- EXERCISE AIM:
With the pictures left out, output the records below exactly.

- PROVIDED DATA:

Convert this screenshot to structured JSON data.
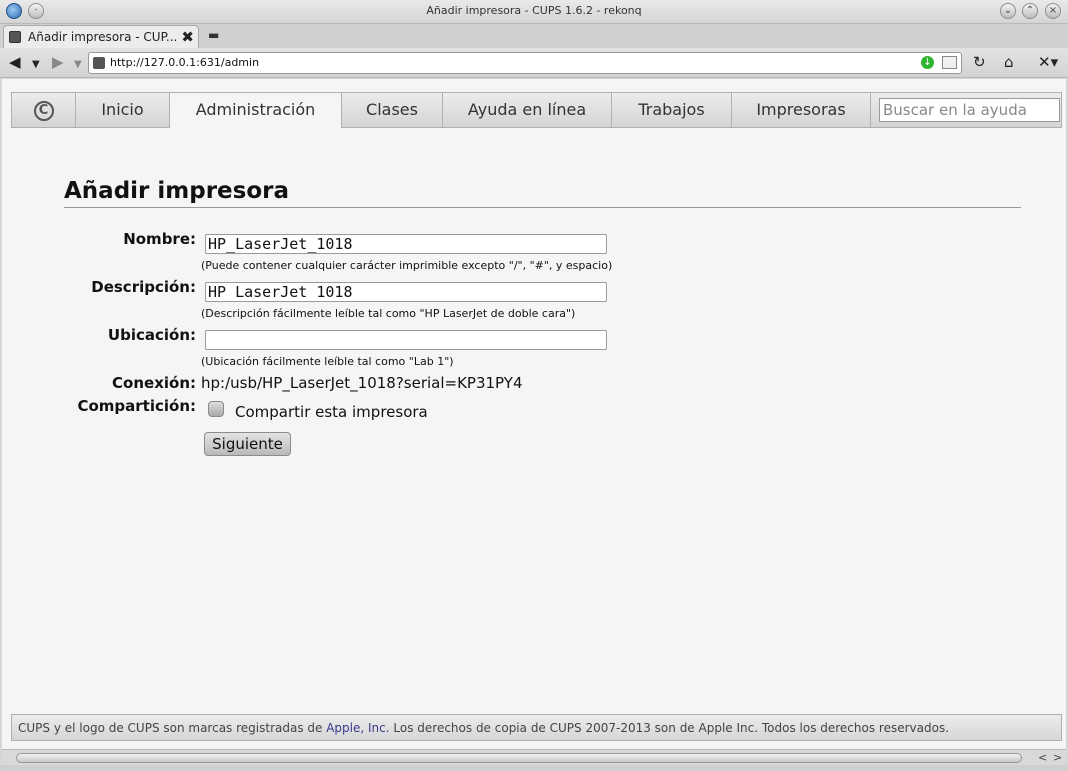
{
  "window": {
    "title": "Añadir impresora - CUPS 1.6.2 - rekonq"
  },
  "tab": {
    "label": "Añadir impresora - CUP..."
  },
  "toolbar": {
    "url": "http://127.0.0.1:631/admin"
  },
  "nav": {
    "items": [
      "Inicio",
      "Administración",
      "Clases",
      "Ayuda en línea",
      "Trabajos",
      "Impresoras"
    ],
    "active": "Administración",
    "search_placeholder": "Buscar en la ayuda"
  },
  "page": {
    "heading": "Añadir impresora",
    "fields": {
      "nombre_label": "Nombre:",
      "nombre_value": "HP_LaserJet_1018",
      "nombre_hint": "(Puede contener cualquier carácter imprimible excepto \"/\", \"#\", y espacio)",
      "descripcion_label": "Descripción:",
      "descripcion_value": "HP LaserJet 1018",
      "descripcion_hint": "(Descripción fácilmente leíble tal como \"HP LaserJet de doble cara\")",
      "ubicacion_label": "Ubicación:",
      "ubicacion_value": "",
      "ubicacion_hint": "(Ubicación fácilmente leíble tal como \"Lab 1\")",
      "conexion_label": "Conexión:",
      "conexion_value": "hp:/usb/HP_LaserJet_1018?serial=KP31PY4",
      "comparticion_label": "Compartición:",
      "share_label": "Compartir esta impresora",
      "share_checked": false
    },
    "submit_label": "Siguiente"
  },
  "footer": {
    "text_before": "CUPS y el logo de CUPS son marcas registradas de ",
    "link": "Apple, Inc.",
    "text_after": " Los derechos de copia de CUPS 2007-2013 son de Apple Inc. Todos los derechos reservados."
  }
}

- WRITTEN ANSWER:
Convert this screenshot to structured JSON data.
{
  "window": {
    "title": "Añadir impresora - CUPS 1.6.2 - rekonq"
  },
  "tab": {
    "label": "Añadir impresora - CUP..."
  },
  "toolbar": {
    "url": "http://127.0.0.1:631/admin"
  },
  "nav": {
    "items": [
      "Inicio",
      "Administración",
      "Clases",
      "Ayuda en línea",
      "Trabajos",
      "Impresoras"
    ],
    "active": "Administración",
    "search_placeholder": "Buscar en la ayuda"
  },
  "page": {
    "heading": "Añadir impresora",
    "fields": {
      "nombre_label": "Nombre:",
      "nombre_value": "HP_LaserJet_1018",
      "nombre_hint": "(Puede contener cualquier carácter imprimible excepto \"/\", \"#\", y espacio)",
      "descripcion_label": "Descripción:",
      "descripcion_value": "HP LaserJet 1018",
      "descripcion_hint": "(Descripción fácilmente leíble tal como \"HP LaserJet de doble cara\")",
      "ubicacion_label": "Ubicación:",
      "ubicacion_value": "",
      "ubicacion_hint": "(Ubicación fácilmente leíble tal como \"Lab 1\")",
      "conexion_label": "Conexión:",
      "conexion_value": "hp:/usb/HP_LaserJet_1018?serial=KP31PY4",
      "comparticion_label": "Compartición:",
      "share_label": "Compartir esta impresora",
      "share_checked": false
    },
    "submit_label": "Siguiente"
  },
  "footer": {
    "text_before": "CUPS y el logo de CUPS son marcas registradas de ",
    "link": "Apple, Inc.",
    "text_after": " Los derechos de copia de CUPS 2007-2013 son de Apple Inc. Todos los derechos reservados."
  }
}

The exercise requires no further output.